[THE TASK]
Show all lines of the entries in which the word "report" is found.
───
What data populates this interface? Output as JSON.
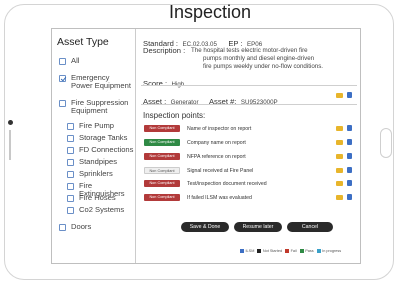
{
  "page_title": "Inspection",
  "sidebar": {
    "heading": "Asset Type",
    "items": [
      {
        "label": "All",
        "checked": false
      },
      {
        "label": "Emergency Power Equipment",
        "checked": true
      },
      {
        "label": "Fire Suppression Equipment",
        "checked": false
      },
      {
        "label": "Fire Pump",
        "checked": false
      },
      {
        "label": "Storage Tanks",
        "checked": false
      },
      {
        "label": "FD Connections",
        "checked": false
      },
      {
        "label": "Standpipes",
        "checked": false
      },
      {
        "label": "Sprinklers",
        "checked": false
      },
      {
        "label": "Fire Extinguishers",
        "checked": false
      },
      {
        "label": "Fire Hoses",
        "checked": false
      },
      {
        "label": "Co2 Systems",
        "checked": false
      },
      {
        "label": "Doors",
        "checked": false
      }
    ]
  },
  "standard": {
    "label": "Standard :",
    "value": "EC.02.03.05",
    "ep_label": "EP :",
    "ep_value": "EP06",
    "description_label": "Description :",
    "description_lines": [
      "The hospital tests electric motor-driven fire",
      "pumps monthly and diesel engine-driven",
      "fire pumps weekly under no-flow conditions."
    ],
    "score_label": "Score :",
    "score_value": "High"
  },
  "asset": {
    "label": "Asset :",
    "value": "Generator",
    "number_label": "Asset #:",
    "number_value": "SU9523000P"
  },
  "inspection": {
    "heading": "Inspection points:",
    "points": [
      {
        "status": "Non Compliant",
        "color": "red",
        "label": "Name of inspector on report"
      },
      {
        "status": "Non Compliant",
        "color": "green",
        "label": "Company name on report"
      },
      {
        "status": "Non Compliant",
        "color": "red",
        "label": "NFPA reference on report"
      },
      {
        "status": "Non Compliant",
        "color": "grey",
        "label": "Signal received at Fire Panel"
      },
      {
        "status": "Non Compliant",
        "color": "red",
        "label": "Test/inspection document received"
      },
      {
        "status": "Non Compliant",
        "color": "red",
        "label": "If failed ILSM was evaluated"
      }
    ]
  },
  "buttons": {
    "save": "Save & Done",
    "resume": "Resume later",
    "cancel": "Cancel"
  },
  "legend": [
    {
      "label": "ILSM",
      "color": "#3d6fc4"
    },
    {
      "label": "Not Started",
      "color": "#222222"
    },
    {
      "label": "Fail",
      "color": "#c0392b"
    },
    {
      "label": "Pass",
      "color": "#2f8a45"
    },
    {
      "label": "In progress",
      "color": "#3aa0c8"
    }
  ],
  "colors": {
    "fail": "#b23a3a",
    "pass": "#2f8a45",
    "neutral": "#efefef",
    "icon_camera": "#e8b52b",
    "icon_document": "#3d6fc4"
  }
}
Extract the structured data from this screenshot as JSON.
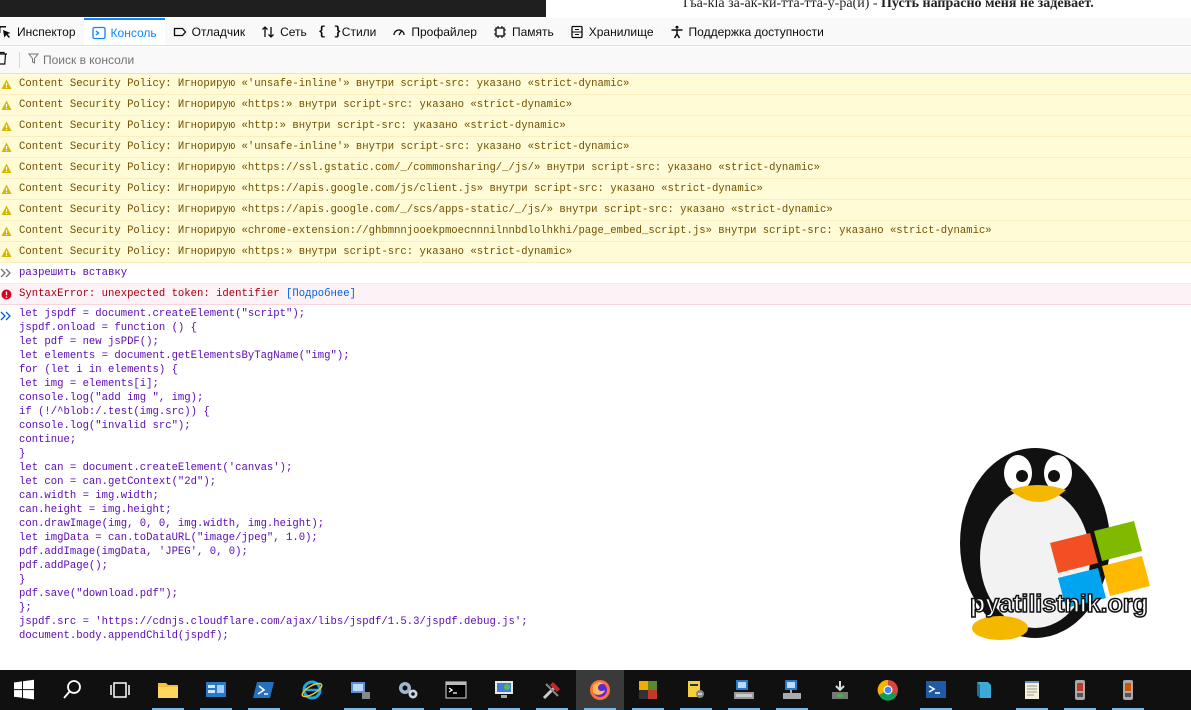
{
  "page_header_text": {
    "normal": "Гьа-kla за-ак-ки-тта-тта-у-ра(и) - ",
    "bold": "Пусть напрасно меня не задевает."
  },
  "toolbar": {
    "tabs": [
      {
        "label": "Инспектор",
        "icon": "inspector-icon"
      },
      {
        "label": "Консоль",
        "icon": "console-icon",
        "active": true
      },
      {
        "label": "Отладчик",
        "icon": "debugger-icon"
      },
      {
        "label": "Сеть",
        "icon": "network-icon"
      },
      {
        "label": "Стили",
        "icon": "style-editor-icon"
      },
      {
        "label": "Профайлер",
        "icon": "profiler-icon"
      },
      {
        "label": "Память",
        "icon": "memory-icon"
      },
      {
        "label": "Хранилище",
        "icon": "storage-icon"
      },
      {
        "label": "Поддержка доступности",
        "icon": "accessibility-icon"
      }
    ],
    "accent_color": "#0a84ff"
  },
  "filter": {
    "placeholder": "Поиск в консоли"
  },
  "messages": [
    {
      "type": "warning",
      "text": "Content Security Policy: Игнорирую «'unsafe-inline'» внутри script-src: указано «strict-dynamic»"
    },
    {
      "type": "warning",
      "text": "Content Security Policy: Игнорирую «https:» внутри script-src: указано «strict-dynamic»"
    },
    {
      "type": "warning",
      "text": "Content Security Policy: Игнорирую «http:» внутри script-src: указано «strict-dynamic»"
    },
    {
      "type": "warning",
      "text": "Content Security Policy: Игнорирую «'unsafe-inline'» внутри script-src: указано «strict-dynamic»"
    },
    {
      "type": "warning",
      "text": "Content Security Policy: Игнорирую «https://ssl.gstatic.com/_/commonsharing/_/js/» внутри script-src: указано «strict-dynamic»"
    },
    {
      "type": "warning",
      "text": "Content Security Policy: Игнорирую «https://apis.google.com/js/client.js» внутри script-src: указано «strict-dynamic»"
    },
    {
      "type": "warning",
      "text": "Content Security Policy: Игнорирую «https://apis.google.com/_/scs/apps-static/_/js/» внутри script-src: указано «strict-dynamic»"
    },
    {
      "type": "warning",
      "text": "Content Security Policy: Игнорирую «chrome-extension://ghbmnnjooekpmoecnnnilnnbdlolhkhi/page_embed_script.js» внутри script-src: указано «strict-dynamic»"
    },
    {
      "type": "warning",
      "text": "Content Security Policy: Игнорирую «https:» внутри script-src: указано «strict-dynamic»"
    },
    {
      "type": "input",
      "text": "разрешить вставку"
    },
    {
      "type": "error",
      "text": "SyntaxError: unexpected token: identifier ",
      "link": "[Подробнее]"
    }
  ],
  "input_code": "let jspdf = document.createElement(\"script\");\njspdf.onload = function () {\nlet pdf = new jsPDF();\nlet elements = document.getElementsByTagName(\"img\");\nfor (let i in elements) {\nlet img = elements[i];\nconsole.log(\"add img \", img);\nif (!/^blob:/.test(img.src)) {\nconsole.log(\"invalid src\");\ncontinue;\n}\nlet can = document.createElement('canvas');\nlet con = can.getContext(\"2d\");\ncan.width = img.width;\ncan.height = img.height;\ncon.drawImage(img, 0, 0, img.width, img.height);\nlet imgData = can.toDataURL(\"image/jpeg\", 1.0);\npdf.addImage(imgData, 'JPEG', 0, 0);\npdf.addPage();\n}\npdf.save(\"download.pdf\");\n};\njspdf.src = 'https://cdnjs.cloudflare.com/ajax/libs/jspdf/1.5.3/jspdf.debug.js';\ndocument.body.appendChild(jspdf);",
  "watermark": {
    "text": "pyatilistnik.org"
  },
  "taskbar": {
    "items": [
      {
        "icon": "windows-start-icon"
      },
      {
        "icon": "search-icon"
      },
      {
        "icon": "task-view-icon"
      },
      {
        "icon": "file-explorer-icon"
      },
      {
        "icon": "server-manager-icon"
      },
      {
        "icon": "powershell-icon"
      },
      {
        "icon": "internet-explorer-icon"
      },
      {
        "icon": "network-computer-icon"
      },
      {
        "icon": "settings-gears-icon"
      },
      {
        "icon": "command-prompt-icon"
      },
      {
        "icon": "remote-desktop-icon"
      },
      {
        "icon": "tools-icon"
      },
      {
        "icon": "firefox-icon",
        "active": true
      },
      {
        "icon": "app-tiles-icon"
      },
      {
        "icon": "registry-icon"
      },
      {
        "icon": "computer-management-icon"
      },
      {
        "icon": "network-connections-icon"
      },
      {
        "icon": "install-package-icon"
      },
      {
        "icon": "chrome-icon"
      },
      {
        "icon": "powershell-ise-icon"
      },
      {
        "icon": "book-icon"
      },
      {
        "icon": "notepad-icon"
      },
      {
        "icon": "usb-device-icon"
      },
      {
        "icon": "usb-device-2-icon"
      }
    ]
  }
}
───
[REPLY TO THE EXERCISE]
        "label": "Name of inspector on report"
        "label": "Company name on report"
        "label": "NFPA reference on report"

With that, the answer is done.